“Why hello there missy,” He flirted and winked in my direction, “What are you doing with Jack Baraballs?” To begin with I was drawn aback by his remark, but all Jack did was laugh. Must have been a personal joke between them.
“She’s my new doctor… Come to think of it I don’t know your name yet,” He spoke in a more childish tone around this new boy. Not waiting for my response, he continued “Anyway this is Alex. Alex, mystery woman. Mystery woman, Alex. Care to enlighten us of your name mystery woman?”
“It’s Dr Geovani, but you can just call me Rhinae. I’m a university graduate from England, recently moved here from there,” I answered. Around the one who I now knew as Alex, Jack had a completely different presence about him. He seemed more confident and full of life.
“Geovani?! I bet you were bullied at school,” Alex laughed, calling us both to come and sit on his bed. Obviously he was the leader of their friendship, you could tell from the way he ordered us around. He didn’t do it in a nasty way though. One of the things you have to do when you’re an orphan is live on your own, so it had made him this way.
“Alex calm down, don’t get too excited or… you may hurt yourself” Jack suddenly turned serious, zapping the joy from my face. In that moment I remembered why I was actually here, and that there was something wrong with the two boys that are sitting in front of me.
“What’s wrong Alex?” I turned into Doctor mode again, forcing seriousness upon my tone. Nobody answered. It was the quietest I had ever heard a room go. Outside there wasn’t even a mumour, no hint of birdsong or quack in the air, nothing. Distantly Alex wrapped the bed cover around his heart and turned as pale as the walls surrounding him. The next sentence I heard didn’t register to begin with.
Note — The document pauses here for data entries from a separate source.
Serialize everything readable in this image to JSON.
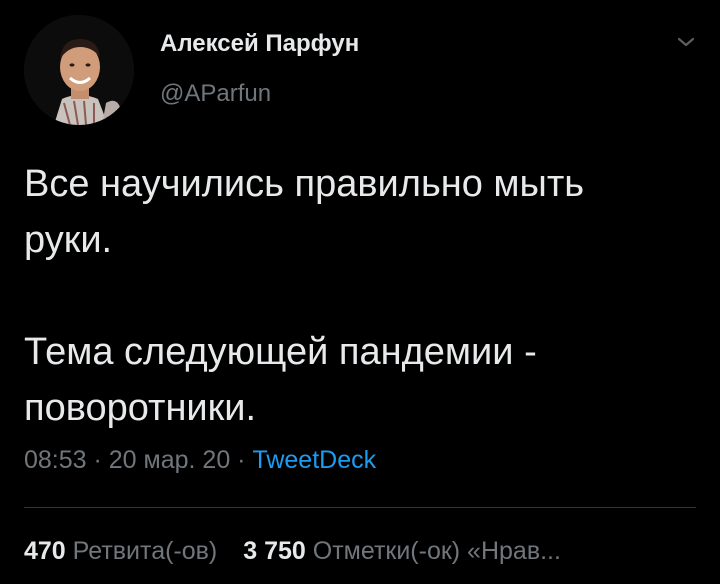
{
  "author": {
    "name": "Алексей Парфун",
    "handle": "@AParfun",
    "avatar_icon": "profile-photo"
  },
  "menu_icon": "chevron-down-icon",
  "tweet": {
    "paragraphs": [
      "Все научились правильно мыть\nруки.",
      "Тема следующей пандемии -\nповоротники."
    ]
  },
  "meta": {
    "time": "08:53",
    "separator1": " · ",
    "date": "20 мар. 20",
    "separator2": " · ",
    "source": "TweetDeck"
  },
  "stats": {
    "retweets_count": "470",
    "retweets_label": "Ретвита(-ов)",
    "likes_count": "3 750",
    "likes_label": "Отметки(-ок) «Нрав..."
  },
  "colors": {
    "background": "#000000",
    "primary_text": "#e7e9ea",
    "secondary_text": "#71767b",
    "link": "#1d9bf0",
    "divider": "#2f3336"
  }
}
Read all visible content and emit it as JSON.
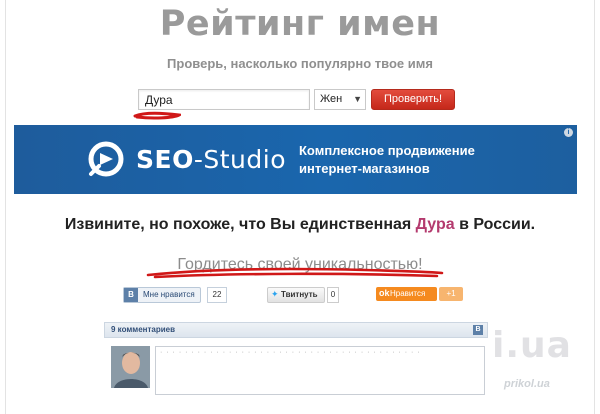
{
  "header": {
    "title": "Рейтинг имен",
    "subtitle": "Проверь, насколько популярно твое имя"
  },
  "form": {
    "name_value": "Дура",
    "gender_value": "Жен",
    "submit_label": "Проверить!"
  },
  "banner": {
    "logo_text_bold": "SEO",
    "logo_text_rest": "-Studio",
    "tagline_line1": "Комплексное продвижение",
    "tagline_line2": "интернет-магазинов",
    "info_glyph": "i"
  },
  "result": {
    "text_before": "Извините, но похоже, что Вы единственная ",
    "name": "Дура",
    "text_after": " в России.",
    "proud_text": "Гордитесь своей уникальностью!",
    "highlight_color": "#b43a6e"
  },
  "social": {
    "vk": {
      "logo": "B",
      "label": "Мне нравится",
      "count": "22"
    },
    "twitter": {
      "label": "Твитнуть",
      "count": "0"
    },
    "ok": {
      "logo": "ok",
      "label": "Нравится",
      "count": "+1"
    }
  },
  "comments": {
    "count_label": "9 комментариев",
    "vk_logo": "B",
    "placeholder_dots": "· · · · · · · · · · · · · · · · · · · · · · · · · · · · · · · · · · · · · · · · · ·"
  },
  "watermark": {
    "large": "i.ua",
    "site": "prikol.ua"
  },
  "colors": {
    "accent_red": "#c5281a",
    "banner_blue": "#1a66ad",
    "scribble_red": "#d01818"
  }
}
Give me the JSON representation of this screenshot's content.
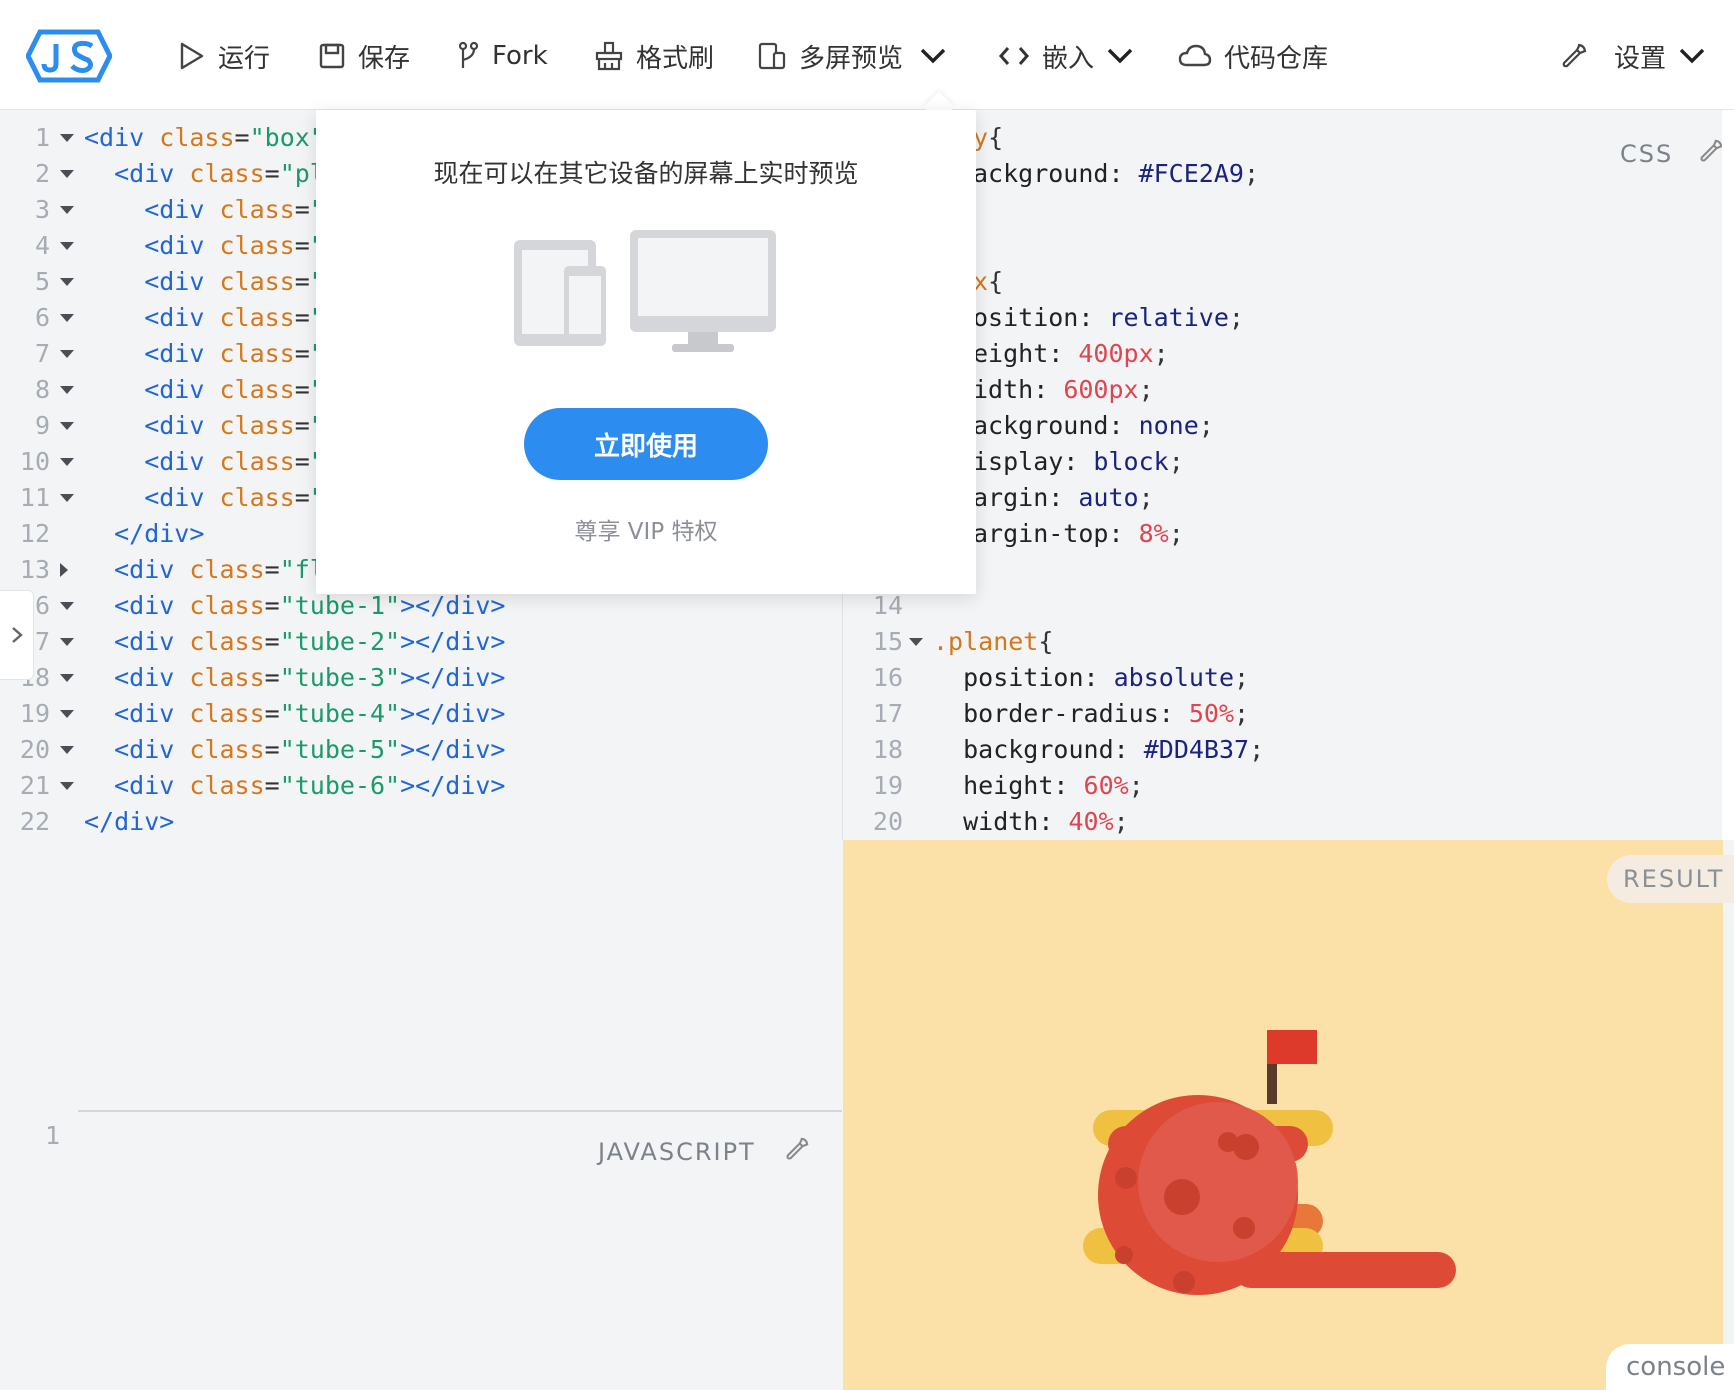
{
  "toolbar": {
    "run": "运行",
    "save": "保存",
    "fork": "Fork",
    "format": "格式刷",
    "multiscreen": "多屏预览",
    "embed": "嵌入",
    "repo": "代码仓库",
    "settings": "设置"
  },
  "html_editor": {
    "gutter": [
      "1",
      "2",
      "3",
      "4",
      "5",
      "6",
      "7",
      "8",
      "9",
      "10",
      "11",
      "12",
      "13",
      "6",
      "7",
      "18",
      "19",
      "20",
      "21",
      "22"
    ],
    "lines": [
      [
        [
          "tag",
          "<div "
        ],
        [
          "attr",
          "class"
        ],
        [
          "punct",
          "="
        ],
        [
          "str",
          "\"box\""
        ],
        [
          "tag",
          ">"
        ]
      ],
      [
        [
          "tag",
          "  <div "
        ],
        [
          "attr",
          "class"
        ],
        [
          "punct",
          "="
        ],
        [
          "str",
          "\"pl"
        ]
      ],
      [
        [
          "tag",
          "    <div "
        ],
        [
          "attr",
          "class"
        ],
        [
          "punct",
          "="
        ],
        [
          "str",
          "\""
        ]
      ],
      [
        [
          "tag",
          "    <div "
        ],
        [
          "attr",
          "class"
        ],
        [
          "punct",
          "="
        ],
        [
          "str",
          "\""
        ]
      ],
      [
        [
          "tag",
          "    <div "
        ],
        [
          "attr",
          "class"
        ],
        [
          "punct",
          "="
        ],
        [
          "str",
          "\""
        ]
      ],
      [
        [
          "tag",
          "    <div "
        ],
        [
          "attr",
          "class"
        ],
        [
          "punct",
          "="
        ],
        [
          "str",
          "\""
        ]
      ],
      [
        [
          "tag",
          "    <div "
        ],
        [
          "attr",
          "class"
        ],
        [
          "punct",
          "="
        ],
        [
          "str",
          "\""
        ]
      ],
      [
        [
          "tag",
          "    <div "
        ],
        [
          "attr",
          "class"
        ],
        [
          "punct",
          "="
        ],
        [
          "str",
          "\""
        ]
      ],
      [
        [
          "tag",
          "    <div "
        ],
        [
          "attr",
          "class"
        ],
        [
          "punct",
          "="
        ],
        [
          "str",
          "\""
        ]
      ],
      [
        [
          "tag",
          "    <div "
        ],
        [
          "attr",
          "class"
        ],
        [
          "punct",
          "="
        ],
        [
          "str",
          "\""
        ]
      ],
      [
        [
          "tag",
          "    <div "
        ],
        [
          "attr",
          "class"
        ],
        [
          "punct",
          "="
        ],
        [
          "str",
          "\""
        ]
      ],
      [
        [
          "tag",
          "  </div>"
        ]
      ],
      [
        [
          "tag",
          "  <div "
        ],
        [
          "attr",
          "class"
        ],
        [
          "punct",
          "="
        ],
        [
          "str",
          "\"fl"
        ]
      ],
      [
        [
          "tag",
          "  <div "
        ],
        [
          "attr",
          "class"
        ],
        [
          "punct",
          "="
        ],
        [
          "str",
          "\"tube-1\""
        ],
        [
          "tag",
          "></div>"
        ]
      ],
      [
        [
          "tag",
          "  <div "
        ],
        [
          "attr",
          "class"
        ],
        [
          "punct",
          "="
        ],
        [
          "str",
          "\"tube-2\""
        ],
        [
          "tag",
          "></div>"
        ]
      ],
      [
        [
          "tag",
          "  <div "
        ],
        [
          "attr",
          "class"
        ],
        [
          "punct",
          "="
        ],
        [
          "str",
          "\"tube-3\""
        ],
        [
          "tag",
          "></div>"
        ]
      ],
      [
        [
          "tag",
          "  <div "
        ],
        [
          "attr",
          "class"
        ],
        [
          "punct",
          "="
        ],
        [
          "str",
          "\"tube-4\""
        ],
        [
          "tag",
          "></div>"
        ]
      ],
      [
        [
          "tag",
          "  <div "
        ],
        [
          "attr",
          "class"
        ],
        [
          "punct",
          "="
        ],
        [
          "str",
          "\"tube-5\""
        ],
        [
          "tag",
          "></div>"
        ]
      ],
      [
        [
          "tag",
          "  <div "
        ],
        [
          "attr",
          "class"
        ],
        [
          "punct",
          "="
        ],
        [
          "str",
          "\"tube-6\""
        ],
        [
          "tag",
          "></div>"
        ]
      ],
      [
        [
          "tag",
          "</div>"
        ]
      ]
    ]
  },
  "css_editor": {
    "label": "CSS",
    "lines": [
      [
        [
          "sel",
          "y"
        ],
        [
          "punct",
          "{"
        ]
      ],
      [
        [
          "prop",
          "ackground: "
        ],
        [
          "hex",
          "#FCE2A9"
        ],
        [
          "punct",
          ";"
        ]
      ],
      [],
      [],
      [
        [
          "sel",
          "x"
        ],
        [
          "punct",
          "{"
        ]
      ],
      [
        [
          "prop",
          "osition: "
        ],
        [
          "kw",
          "relative"
        ],
        [
          "punct",
          ";"
        ]
      ],
      [
        [
          "prop",
          "eight: "
        ],
        [
          "num",
          "400px"
        ],
        [
          "punct",
          ";"
        ]
      ],
      [
        [
          "prop",
          "idth: "
        ],
        [
          "num",
          "600px"
        ],
        [
          "punct",
          ";"
        ]
      ],
      [
        [
          "prop",
          "ackground: "
        ],
        [
          "kw",
          "none"
        ],
        [
          "punct",
          ";"
        ]
      ],
      [
        [
          "prop",
          "isplay: "
        ],
        [
          "kw",
          "block"
        ],
        [
          "punct",
          ";"
        ]
      ],
      [
        [
          "prop",
          "argin: "
        ],
        [
          "kw",
          "auto"
        ],
        [
          "punct",
          ";"
        ]
      ],
      [
        [
          "prop",
          "argin-top: "
        ],
        [
          "num",
          "8%"
        ],
        [
          "punct",
          ";"
        ]
      ]
    ],
    "gutter_lower": [
      "14",
      "15",
      "16",
      "17",
      "18",
      "19",
      "20"
    ],
    "lines_lower": [
      [],
      [
        [
          "sel",
          ".planet"
        ],
        [
          "punct",
          "{"
        ]
      ],
      [
        [
          "prop",
          "  position: "
        ],
        [
          "kw",
          "absolute"
        ],
        [
          "punct",
          ";"
        ]
      ],
      [
        [
          "prop",
          "  border-radius: "
        ],
        [
          "num",
          "50%"
        ],
        [
          "punct",
          ";"
        ]
      ],
      [
        [
          "prop",
          "  background: "
        ],
        [
          "hex",
          "#DD4B37"
        ],
        [
          "punct",
          ";"
        ]
      ],
      [
        [
          "prop",
          "  height: "
        ],
        [
          "num",
          "60%"
        ],
        [
          "punct",
          ";"
        ]
      ],
      [
        [
          "prop",
          "  width: "
        ],
        [
          "num",
          "40%"
        ],
        [
          "punct",
          ";"
        ]
      ]
    ]
  },
  "js_editor": {
    "label": "JAVASCRIPT",
    "gutter": [
      "1"
    ]
  },
  "result": {
    "label": "RESULT",
    "console": "console"
  },
  "popup": {
    "title": "现在可以在其它设备的屏幕上实时预览",
    "button": "立即使用",
    "sub": "尊享 VIP 特权"
  },
  "colors": {
    "accent": "#2d8cf0",
    "result_bg": "#fbe0a8",
    "planet": "#DD4B37"
  }
}
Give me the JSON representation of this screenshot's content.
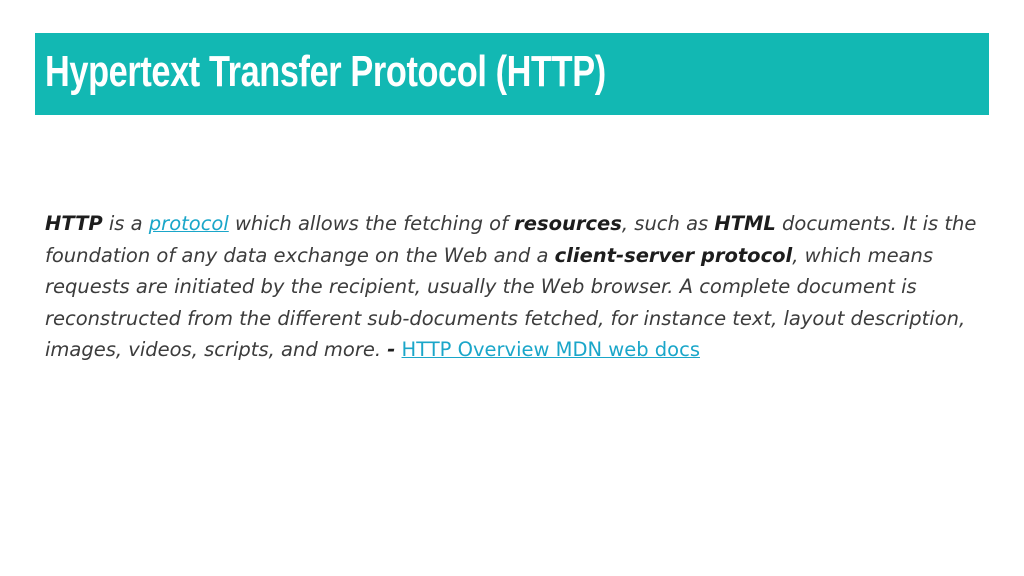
{
  "slide": {
    "title": "Hypertext Transfer Protocol (HTTP)",
    "accent_color": "#12b8b3",
    "link_color": "#1aa6c9"
  },
  "body": {
    "term_http": "HTTP",
    "t1": " is a ",
    "link_protocol": "protocol",
    "t2": " which allows the fetching of ",
    "term_resources": "resources",
    "t3": ", such as ",
    "term_html": "HTML",
    "t4": " documents. It is the foundation of any data exchange on the Web and a ",
    "term_client_server": "client-server protocol",
    "t5": ", which means requests are initiated by the recipient, usually the Web browser. A complete document is reconstructed from the different sub-documents fetched, for instance text, layout description, images, videos, scripts, and more. ",
    "dash": "-",
    "t6": " ",
    "link_source": "HTTP Overview MDN web docs"
  }
}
“He has AIDS.”
“He has… what?”
“AIDS. He tested HIV positive. Only…because of his condition…because he has no family…he didn’t get the medication soon enough. Rhinae… he’s dying.”
My mouth mentally dropped to the ground in shock. No. I searched Alex’s eyes for a hint of denial, and waited for a joke to come out of his mouth. I got neither. Jack was being deadly serious; you could clearly see it when he turned his head to face mine. “Don’t let Alex die before me.” He mouthed, before turning his head back to his best friend. By the look on his face he wanted to say so much more than that.